The primary reason I love Seeking Alpha as a platform is that it allows the truth to get in the way of a good story. Last Monday the oil news headlines were dominated with stories about Saudi Arabia increasing production. Discussions around Saudi Arabia being scared about the end of oil have resurfaced as well as their desire to destroy U.S. shale. While there are slivers of truth to all this, the real story is much more simple, obvious, and boring.
Ignore the hype
Modern news has become about generating clicks. Clicks are like ratings and generate money through advertising. This is not a bad thing per se; most of us on this site are capitalists and understand that news is a business like any other and needs to make a profit. However the desire for clicks like the desire for ratings encourages misleading headlines. If you couple that with our increasingly short attention spans you can see how many people quickly become uninformed on a topic. For investors in oil ETFs like the United States Oil Fund (NYSEARCA:USO) this can mean selling pressure as uninformed traders read the headlines, sell and ask questions later. Luckily you are reading Seeking Alpha and not one of those other sites.
For those that read beyond the headlines in last weeks news about the Kingdom of Saudi Arabia (KSA) increasing production, you would have seen three key points that were being made:
- KSA needs to increase production to meet internal summer demand
- KSA is looking to acquire production overseas to increase revenue
- KSA needs to add some production to offset existing field decline
Note: For simplicity I use KSA and Saudi Aramco interchangeably in this article.
Saudi Arabia's plans
While I'll be the first to tell you to not believe anything that is said by an oil producer publicly, there are some things that Saudi Arabia has said that I believe to be true:
- They don't want billions of barrels of their oil to remain in the ground when oil demand drops off some time in the future
- Market share is very important
- Share will be taken from high-cost producers
- KSA does not intend to flood the oil market
I don't believe that KSA:
- Is happy with the current price of oil
- Can survive for a long, long time with the current prices
- Will pump at any cost to destroy their enemies
- Can transition their economy away from oil as fast as they say
The real motives of Saudi Arabia

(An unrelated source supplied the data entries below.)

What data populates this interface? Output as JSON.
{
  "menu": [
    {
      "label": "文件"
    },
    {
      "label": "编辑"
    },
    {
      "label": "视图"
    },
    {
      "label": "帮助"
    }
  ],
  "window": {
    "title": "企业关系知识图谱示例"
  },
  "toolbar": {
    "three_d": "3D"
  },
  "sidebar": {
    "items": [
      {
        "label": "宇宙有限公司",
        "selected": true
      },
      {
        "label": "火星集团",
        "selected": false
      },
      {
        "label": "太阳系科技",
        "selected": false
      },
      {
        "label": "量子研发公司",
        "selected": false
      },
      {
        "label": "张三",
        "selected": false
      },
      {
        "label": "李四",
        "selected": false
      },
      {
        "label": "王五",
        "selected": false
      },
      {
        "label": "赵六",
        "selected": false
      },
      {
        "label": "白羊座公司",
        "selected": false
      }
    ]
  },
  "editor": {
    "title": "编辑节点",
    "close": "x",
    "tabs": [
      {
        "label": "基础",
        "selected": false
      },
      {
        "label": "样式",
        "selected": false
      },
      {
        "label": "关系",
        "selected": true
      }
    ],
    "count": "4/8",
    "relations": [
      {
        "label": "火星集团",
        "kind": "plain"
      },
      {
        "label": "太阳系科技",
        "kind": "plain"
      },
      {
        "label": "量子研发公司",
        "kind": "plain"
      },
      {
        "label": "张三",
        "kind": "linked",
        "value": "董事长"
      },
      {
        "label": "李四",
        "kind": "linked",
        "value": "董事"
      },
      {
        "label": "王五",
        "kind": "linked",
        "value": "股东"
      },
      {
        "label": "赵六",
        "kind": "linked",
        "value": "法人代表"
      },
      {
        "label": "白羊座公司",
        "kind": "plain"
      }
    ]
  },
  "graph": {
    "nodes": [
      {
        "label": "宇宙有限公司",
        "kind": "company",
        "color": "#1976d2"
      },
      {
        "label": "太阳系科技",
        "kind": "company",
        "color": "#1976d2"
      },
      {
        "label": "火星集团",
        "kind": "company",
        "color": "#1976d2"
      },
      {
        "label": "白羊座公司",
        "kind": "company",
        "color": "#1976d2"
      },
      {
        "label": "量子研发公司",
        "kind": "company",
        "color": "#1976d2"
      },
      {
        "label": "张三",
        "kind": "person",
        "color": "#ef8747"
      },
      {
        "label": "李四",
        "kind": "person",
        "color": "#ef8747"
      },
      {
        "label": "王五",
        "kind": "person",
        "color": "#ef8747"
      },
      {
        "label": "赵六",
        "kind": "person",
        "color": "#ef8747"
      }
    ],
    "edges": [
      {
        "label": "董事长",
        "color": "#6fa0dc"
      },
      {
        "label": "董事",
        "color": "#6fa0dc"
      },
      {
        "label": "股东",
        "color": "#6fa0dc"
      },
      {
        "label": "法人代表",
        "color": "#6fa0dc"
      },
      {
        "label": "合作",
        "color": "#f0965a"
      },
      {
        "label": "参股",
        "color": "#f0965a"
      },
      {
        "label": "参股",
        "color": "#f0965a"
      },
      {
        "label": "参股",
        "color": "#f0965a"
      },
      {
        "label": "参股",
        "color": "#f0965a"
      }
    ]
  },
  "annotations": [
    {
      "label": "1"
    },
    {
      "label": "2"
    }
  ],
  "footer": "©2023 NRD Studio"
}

Often the solution to a complex problem is simple and obvious, but people are too busy looking for a complex answer that they miss it.
Here it is:
Saudi Arabia does not want market share to go to high cost producers.
To understand why this is so simple, you need to understand that the price of oil should match the cost of the marginal barrel in a balanced market. The marginal barrel is the cost to produce just one more barrel than the current total being produced.
In 2012 (and earlier), the marginal cost was very high for a number of reasons but mainly that world demand was not being met by supply. Because the price was so high it made sense to look for oil deep under the sea or in places with little oil infrastructure like North Dakota (the Bakken specifically). Saudi Arabia likely never thought that the U.S. could produce so much oil and made a strategic error by leaving the price high for so long without adding production. It wasn't as simple as I make it sound as the oil markets are complex, but my key premise is that they and other OPEC nations are not looking to repeat this mistake.
Saudi Arabia wants to be the one providing those high-margin barrels in the future when the price goes higher.
Many have made the mistake of assuming that Saudi Arabia wants to keep oil at $30 or $40. This is not the case as this price is certain economic death for them. Saudi Arabia just wants to avoid oil going so high that we see another Bakken happen somewhere in the world. It's just that simple.
Saudi Arabia is not trying to keep the price of oil down by flooding the market in a bloody war of market share. All the talk about Saudi Arabia not wanting to keep barrels in the ground relates to the fact that if there is good money to be made in oil, Saudi Arabia has the fattest margins and want those future sales. They do not want to see other countries experiment with shale, nor do they want the supermajors drilling in the Arctic for something they can supply at a much greater profit margin.
It's simply not an interesting story, but I believe it to be the truth.
Disclosure: I/we have no positions in any stocks mentioned, and no plans to initiate any positions within the next 72 hours.
I wrote this article myself, and it expresses my own opinions. I am not receiving compensation for it (other than from Seeking Alpha). I have no business relationship with any company whose stock is mentioned in this article.